Singapore: the beautiful city state, famed for its lush gardens, splendid food, culturally diverse communities, and the cocktail Singapore Sling. I was there last week for the World Bank’s 2016 Urban Week. The event brought together leading city officials from all over the world and staff from international organizations. It was an excellent exchange on how to tackle urban planning in a sustainable and integrated way. One lesson that emerged from the gathering is that cities that are resilient to natural disasters are also more economically competitive. Singapore is itself a prime example of a city that has understood the importance of connecting disaster risk management, urban planning, and quality living.
With the boom well underway, a report examined how to meet the challenge of scaling up infrastructure. In a blog summarizing the study, one co-author was blunt: “Financed by the mining boom, government spending on new infrastructure in Mongolia has increased 35-fold in the past 10 years. But you would not know this from driving the pot holed streets of Ulaanbaatar or inhaling the smog filled air of the city, particularly in the ger areas. … [The study] examines why this increased spending is not resulting in equivalent benefits for the citizens of Mongolia in terms of better roads, efficient and clean heating, and improved water and sanitation services.” The study pointed to poor project planning and implementation, and suggested ways to improve.
In the 25 years since Mongolia joined the World Bank, 2012 stands out for several reasons. Starting with politics: 2012 was an electoral year that produced its fair share of surprises. The main issue at stake was for Mongolians to decide if and how they wanted to use the country's mining wealth for its development. Politicians appealed to Mongolians' love for their country, its nature, its grand history, and its fighting spirit. While Oyu Tolgoi and Tavan Tolgoi monopolized the headlines, the issue was much deeper: what does it mean to be Mongolian in today's globalizing world?

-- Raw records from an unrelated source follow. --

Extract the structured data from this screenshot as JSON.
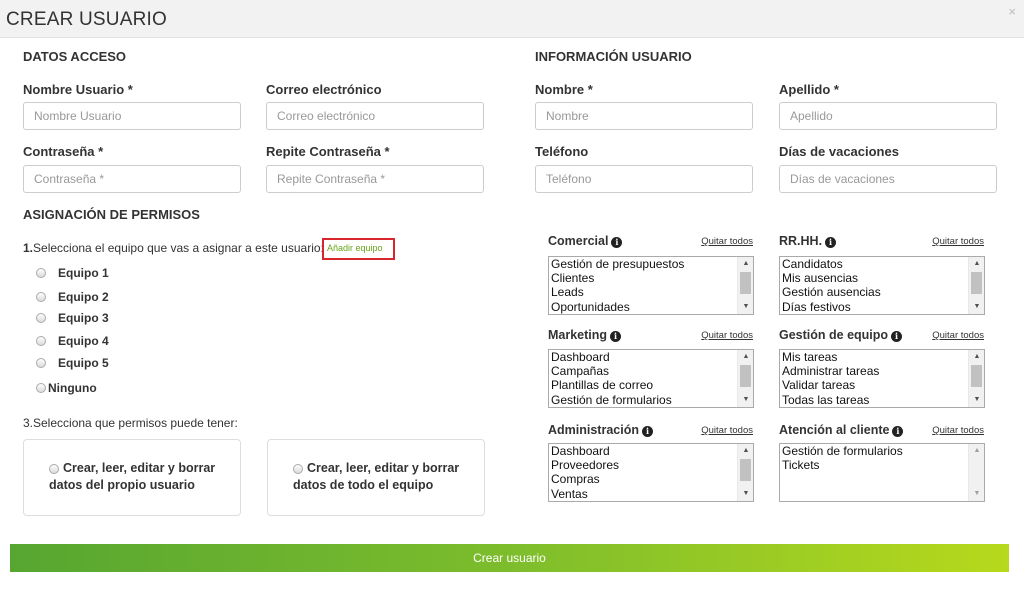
{
  "modal": {
    "title": "CREAR USUARIO",
    "close_glyph": "×"
  },
  "access": {
    "title": "DATOS ACCESO",
    "username": {
      "label": "Nombre Usuario *",
      "placeholder": "Nombre Usuario"
    },
    "email": {
      "label": "Correo electrónico",
      "placeholder": "Correo electrónico"
    },
    "password": {
      "label": "Contraseña *",
      "placeholder": "Contraseña *"
    },
    "password_repeat": {
      "label": "Repite Contraseña *",
      "placeholder": "Repite Contraseña *"
    }
  },
  "user_info": {
    "title": "INFORMACIÓN USUARIO",
    "first_name": {
      "label": "Nombre *",
      "placeholder": "Nombre"
    },
    "last_name": {
      "label": "Apellido *",
      "placeholder": "Apellido"
    },
    "phone": {
      "label": "Teléfono",
      "placeholder": "Teléfono"
    },
    "vacation_days": {
      "label": "Días de vacaciones",
      "placeholder": "Días de vacaciones"
    }
  },
  "permissions": {
    "title": "ASIGNACIÓN DE PERMISOS",
    "step1_number": "1.",
    "step1_text": "Selecciona el equipo que vas a asignar a este usuario:",
    "add_team": "Añadir equipo",
    "teams": [
      "Equipo 1",
      "Equipo 2",
      "Equipo 3",
      "Equipo 4",
      "Equipo 5",
      "Ninguno"
    ],
    "step3_text": "3.Selecciona que permisos puede tener:",
    "options": [
      "Crear, leer, editar y borrar datos del propio usuario",
      "Crear, leer, editar y borrar datos de todo el equipo"
    ]
  },
  "modules": {
    "remove_all_label": "Quitar todos",
    "lists": [
      {
        "title": "Comercial",
        "items": [
          "Gestión de presupuestos",
          "Clientes",
          "Leads",
          "Oportunidades"
        ]
      },
      {
        "title": "RR.HH.",
        "items": [
          "Candidatos",
          "Mis ausencias",
          "Gestión ausencias",
          "Días festivos"
        ]
      },
      {
        "title": "Marketing",
        "items": [
          "Dashboard",
          "Campañas",
          "Plantillas de correo",
          "Gestión de formularios"
        ]
      },
      {
        "title": "Gestión de equipo",
        "items": [
          "Mis tareas",
          "Administrar tareas",
          "Validar tareas",
          "Todas las tareas"
        ]
      },
      {
        "title": "Administración",
        "items": [
          "Dashboard",
          "Proveedores",
          "Compras",
          "Ventas"
        ]
      },
      {
        "title": "Atención al cliente",
        "items": [
          "Gestión de formularios",
          "Tickets"
        ]
      }
    ]
  },
  "submit": {
    "label": "Crear usuario"
  },
  "colors": {
    "accent_green_start": "#57a631",
    "accent_green_end": "#b7d91c",
    "highlight_red": "#d9262c",
    "link_green": "#67a51a"
  },
  "icons": {
    "info": "info-circle-icon",
    "close": "close-icon"
  }
}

For an outside observer like me—I was in my second year as the World Bank’s Country Manager for Mongolia at the time—it was fantastic to see democracy at work: the spirit of 1990 that I had read about and seen in pictures at the National Museum was still alive! The more experienced observers were puzzled: many Mongolians told me that for the first time since 1990, they were unable to forecast the outcome of those elections. A few did predict the outcome, of course: the Democratic Party won the largest share of seats and opted to form a coalition with the MPRP and the Civil Will-Green Party.
At the World Bank, we also had a leadership change: Mr. Jim Yong Kim, until then President of Dartmouth College and co-founder of Partners in Health, replaced Mr. Robert Zoellick at the helm of the World Bank Group in July 2012.